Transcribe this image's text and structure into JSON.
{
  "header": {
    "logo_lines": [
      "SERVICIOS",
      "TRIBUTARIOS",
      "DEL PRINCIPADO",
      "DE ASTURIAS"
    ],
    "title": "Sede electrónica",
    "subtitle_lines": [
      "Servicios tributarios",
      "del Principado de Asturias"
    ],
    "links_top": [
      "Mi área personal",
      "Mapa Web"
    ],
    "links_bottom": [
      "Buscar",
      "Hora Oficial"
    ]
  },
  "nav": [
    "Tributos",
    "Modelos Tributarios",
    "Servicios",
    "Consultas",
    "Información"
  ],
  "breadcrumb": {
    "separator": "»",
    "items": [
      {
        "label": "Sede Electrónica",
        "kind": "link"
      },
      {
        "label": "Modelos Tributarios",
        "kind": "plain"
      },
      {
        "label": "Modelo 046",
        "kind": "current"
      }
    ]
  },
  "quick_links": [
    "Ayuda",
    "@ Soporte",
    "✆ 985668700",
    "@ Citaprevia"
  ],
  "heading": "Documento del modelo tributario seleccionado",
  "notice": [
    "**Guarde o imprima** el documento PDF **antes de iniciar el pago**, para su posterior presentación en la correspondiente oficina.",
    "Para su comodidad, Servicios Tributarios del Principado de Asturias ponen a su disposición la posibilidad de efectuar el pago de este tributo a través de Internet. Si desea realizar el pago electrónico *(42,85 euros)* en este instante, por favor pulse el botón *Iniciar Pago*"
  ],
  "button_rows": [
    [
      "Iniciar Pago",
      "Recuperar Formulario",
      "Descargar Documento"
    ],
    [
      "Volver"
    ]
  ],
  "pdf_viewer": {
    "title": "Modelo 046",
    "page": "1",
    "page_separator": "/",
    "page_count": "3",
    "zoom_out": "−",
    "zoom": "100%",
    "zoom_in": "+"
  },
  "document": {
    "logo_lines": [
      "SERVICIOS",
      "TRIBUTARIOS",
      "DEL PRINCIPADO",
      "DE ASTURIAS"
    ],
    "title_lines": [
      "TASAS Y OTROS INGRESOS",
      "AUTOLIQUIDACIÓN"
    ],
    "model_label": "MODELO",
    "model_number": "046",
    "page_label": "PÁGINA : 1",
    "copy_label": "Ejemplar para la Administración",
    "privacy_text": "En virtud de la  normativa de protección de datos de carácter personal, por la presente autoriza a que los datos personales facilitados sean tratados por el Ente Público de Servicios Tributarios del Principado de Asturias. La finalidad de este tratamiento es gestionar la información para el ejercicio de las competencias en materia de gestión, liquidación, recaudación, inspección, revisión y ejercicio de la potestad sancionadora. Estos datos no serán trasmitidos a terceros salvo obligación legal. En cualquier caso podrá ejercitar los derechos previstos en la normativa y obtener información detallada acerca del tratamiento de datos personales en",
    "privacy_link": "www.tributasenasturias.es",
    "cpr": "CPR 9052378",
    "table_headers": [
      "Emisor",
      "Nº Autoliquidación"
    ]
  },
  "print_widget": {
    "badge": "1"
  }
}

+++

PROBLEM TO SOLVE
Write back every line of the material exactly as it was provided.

ANSWER BOX
Transcribe this image's text and structure into JSON.
{
  "header": {
    "logo_lines": [
      "SERVICIOS",
      "TRIBUTARIOS",
      "DEL PRINCIPADO",
      "DE ASTURIAS"
    ],
    "title": "Sede electrónica",
    "subtitle_lines": [
      "Servicios tributarios",
      "del Principado de Asturias"
    ],
    "links_top": [
      "Mi área personal",
      "Mapa Web"
    ],
    "links_bottom": [
      "Buscar",
      "Hora Oficial"
    ]
  },
  "nav": [
    "Tributos",
    "Modelos Tributarios",
    "Servicios",
    "Consultas",
    "Información"
  ],
  "breadcrumb": {
    "separator": "»",
    "items": [
      {
        "label": "Sede Electrónica",
        "kind": "link"
      },
      {
        "label": "Modelos Tributarios",
        "kind": "plain"
      },
      {
        "label": "Modelo 046",
        "kind": "current"
      }
    ]
  },
  "quick_links": [
    "Ayuda",
    "@ Soporte",
    "✆ 985668700",
    "@ Citaprevia"
  ],
  "heading": "Documento del modelo tributario seleccionado",
  "notice": [
    "**Guarde o imprima** el documento PDF **antes de iniciar el pago**, para su posterior presentación en la correspondiente oficina.",
    "Para su comodidad, Servicios Tributarios del Principado de Asturias ponen a su disposición la posibilidad de efectuar el pago de este tributo a través de Internet. Si desea realizar el pago electrónico *(42,85 euros)* en este instante, por favor pulse el botón *Iniciar Pago*"
  ],
  "button_rows": [
    [
      "Iniciar Pago",
      "Recuperar Formulario",
      "Descargar Documento"
    ],
    [
      "Volver"
    ]
  ],
  "pdf_viewer": {
    "title": "Modelo 046",
    "page": "1",
    "page_separator": "/",
    "page_count": "3",
    "zoom_out": "−",
    "zoom": "100%",
    "zoom_in": "+"
  },
  "document": {
    "logo_lines": [
      "SERVICIOS",
      "TRIBUTARIOS",
      "DEL PRINCIPADO",
      "DE ASTURIAS"
    ],
    "title_lines": [
      "TASAS Y OTROS INGRESOS",
      "AUTOLIQUIDACIÓN"
    ],
    "model_label": "MODELO",
    "model_number": "046",
    "page_label": "PÁGINA : 1",
    "copy_label": "Ejemplar para la Administración",
    "privacy_text": "En virtud de la  normativa de protección de datos de carácter personal, por la presente autoriza a que los datos personales facilitados sean tratados por el Ente Público de Servicios Tributarios del Principado de Asturias. La finalidad de este tratamiento es gestionar la información para el ejercicio de las competencias en materia de gestión, liquidación, recaudación, inspección, revisión y ejercicio de la potestad sancionadora. Estos datos no serán trasmitidos a terceros salvo obligación legal. En cualquier caso podrá ejercitar los derechos previstos en la normativa y obtener información detallada acerca del tratamiento de datos personales en",
    "privacy_link": "www.tributasenasturias.es",
    "cpr": "CPR 9052378",
    "table_headers": [
      "Emisor",
      "Nº Autoliquidación"
    ]
  },
  "print_widget": {
    "badge": "1"
  }
}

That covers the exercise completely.